Problem details: Every entry that follows is to be set down exactly, with its pictures omitted.

# # # #

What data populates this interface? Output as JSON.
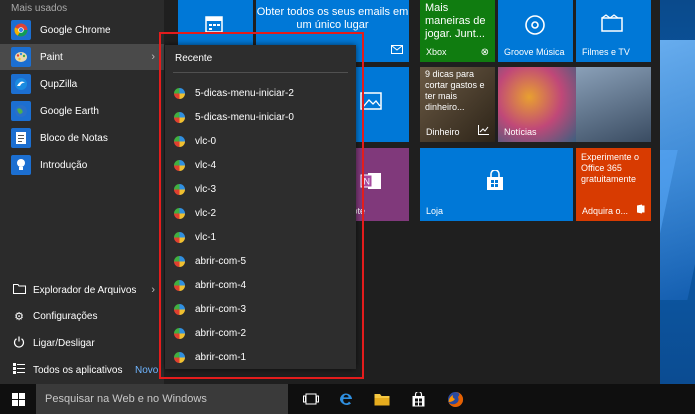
{
  "start_menu": {
    "most_used_label": "Mais usados",
    "apps": [
      {
        "label": "Google Chrome",
        "icon": "chrome-icon"
      },
      {
        "label": "Paint",
        "icon": "paint-icon"
      },
      {
        "label": "QupZilla",
        "icon": "qupzilla-icon"
      },
      {
        "label": "Google Earth",
        "icon": "google-earth-icon"
      },
      {
        "label": "Bloco de Notas",
        "icon": "notepad-icon"
      },
      {
        "label": "Introdução",
        "icon": "lightbulb-icon"
      }
    ],
    "system": [
      {
        "label": "Explorador de Arquivos",
        "icon": "folder-icon"
      },
      {
        "label": "Configurações",
        "icon": "gear-icon"
      },
      {
        "label": "Ligar/Desligar",
        "icon": "power-icon"
      },
      {
        "label": "Todos os aplicativos",
        "icon": "list-icon"
      }
    ],
    "new_badge": "Novo"
  },
  "jumplist": {
    "title": "Recente",
    "items": [
      "5-dicas-menu-iniciar-2",
      "5-dicas-menu-iniciar-0",
      "vlc-0",
      "vlc-4",
      "vlc-3",
      "vlc-2",
      "vlc-1",
      "abrir-com-5",
      "abrir-com-4",
      "abrir-com-3",
      "abrir-com-2",
      "abrir-com-1"
    ]
  },
  "tiles": {
    "mail_text": "Obter todos os seus emails em um único lugar",
    "xbox_text": "Mais maneiras de jogar. Junt...",
    "xbox_label": "Xbox",
    "groove_label": "Groove Música",
    "movies_label": "Filmes e TV",
    "money_text": "9 dicas para cortar gastos e ter mais dinheiro...",
    "money_label": "Dinheiro",
    "news_label": "Notícias",
    "onenote_label": "Note",
    "store_label": "Loja",
    "office_text": "Experimente o Office 365 gratuitamente",
    "office_label": "Adquira o...",
    "colors": {
      "blue": "#0078d7",
      "dark_blue": "#0063b1",
      "purple": "#80397b",
      "orange": "#d83b01"
    }
  },
  "taskbar": {
    "search_placeholder": "Pesquisar na Web e no Windows"
  }
}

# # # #

Response to this exercise:
What data populates this interface? Output as JSON.
{
  "start_menu": {
    "most_used_label": "Mais usados",
    "apps": [
      {
        "label": "Google Chrome",
        "icon": "chrome-icon"
      },
      {
        "label": "Paint",
        "icon": "paint-icon"
      },
      {
        "label": "QupZilla",
        "icon": "qupzilla-icon"
      },
      {
        "label": "Google Earth",
        "icon": "google-earth-icon"
      },
      {
        "label": "Bloco de Notas",
        "icon": "notepad-icon"
      },
      {
        "label": "Introdução",
        "icon": "lightbulb-icon"
      }
    ],
    "system": [
      {
        "label": "Explorador de Arquivos",
        "icon": "folder-icon"
      },
      {
        "label": "Configurações",
        "icon": "gear-icon"
      },
      {
        "label": "Ligar/Desligar",
        "icon": "power-icon"
      },
      {
        "label": "Todos os aplicativos",
        "icon": "list-icon"
      }
    ],
    "new_badge": "Novo"
  },
  "jumplist": {
    "title": "Recente",
    "items": [
      "5-dicas-menu-iniciar-2",
      "5-dicas-menu-iniciar-0",
      "vlc-0",
      "vlc-4",
      "vlc-3",
      "vlc-2",
      "vlc-1",
      "abrir-com-5",
      "abrir-com-4",
      "abrir-com-3",
      "abrir-com-2",
      "abrir-com-1"
    ]
  },
  "tiles": {
    "mail_text": "Obter todos os seus emails em um único lugar",
    "xbox_text": "Mais maneiras de jogar. Junt...",
    "xbox_label": "Xbox",
    "groove_label": "Groove Música",
    "movies_label": "Filmes e TV",
    "money_text": "9 dicas para cortar gastos e ter mais dinheiro...",
    "money_label": "Dinheiro",
    "news_label": "Notícias",
    "onenote_label": "Note",
    "store_label": "Loja",
    "office_text": "Experimente o Office 365 gratuitamente",
    "office_label": "Adquira o...",
    "colors": {
      "blue": "#0078d7",
      "dark_blue": "#0063b1",
      "purple": "#80397b",
      "orange": "#d83b01"
    }
  },
  "taskbar": {
    "search_placeholder": "Pesquisar na Web e no Windows"
  }
}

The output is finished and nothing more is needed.